◆ **Instructions to follow**: Scan the data that follows and count the lines with the string "text"; answer with the count alone.

(Stored entries)
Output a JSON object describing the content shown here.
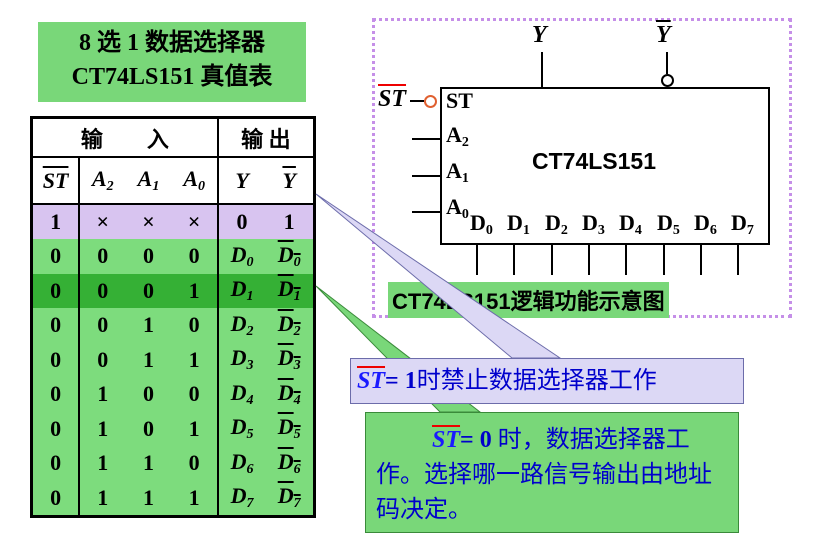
{
  "title": {
    "line1": "8 选 1 数据选择器",
    "line2": "CT74LS151 真值表"
  },
  "table": {
    "group_input": "输　　入",
    "group_output": "输 出",
    "columns": [
      "ST",
      "A2",
      "A1",
      "A0",
      "Y",
      "Y"
    ],
    "rows": [
      [
        "1",
        "×",
        "×",
        "×",
        "0",
        "1"
      ],
      [
        "0",
        "0",
        "0",
        "0",
        "D0",
        "D0"
      ],
      [
        "0",
        "0",
        "0",
        "1",
        "D1",
        "D1"
      ],
      [
        "0",
        "0",
        "1",
        "0",
        "D2",
        "D2"
      ],
      [
        "0",
        "0",
        "1",
        "1",
        "D3",
        "D3"
      ],
      [
        "0",
        "1",
        "0",
        "0",
        "D4",
        "D4"
      ],
      [
        "0",
        "1",
        "0",
        "1",
        "D5",
        "D5"
      ],
      [
        "0",
        "1",
        "1",
        "0",
        "D6",
        "D6"
      ],
      [
        "0",
        "1",
        "1",
        "1",
        "D7",
        "D7"
      ]
    ]
  },
  "diagram": {
    "chip_name": "CT74LS151",
    "st_label": "ST",
    "pin_st": "ST",
    "pin_a2": "A2",
    "pin_a1": "A1",
    "pin_a0": "A0",
    "data_pins": [
      "D0",
      "D1",
      "D2",
      "D3",
      "D4",
      "D5",
      "D6",
      "D7"
    ],
    "out_y": "Y",
    "out_ybar": "Y",
    "caption": "CT74LS151逻辑功能示意图"
  },
  "callout_disable": {
    "st": "ST",
    "eq": "= 1",
    "text": "时禁止数据选择器工作"
  },
  "callout_enable": {
    "st": "ST",
    "eq": "= 0",
    "text": " 时，数据选择器工作。选择哪一路信号输出由地址码决定。"
  },
  "colors": {
    "green": "#7ddc7d",
    "highlight_green": "#35b035",
    "purple_row": "#d8c4f0",
    "callout_purple": "#dcd8f5",
    "frame_dots": "#c58fe8"
  }
}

◆ **Result**: 2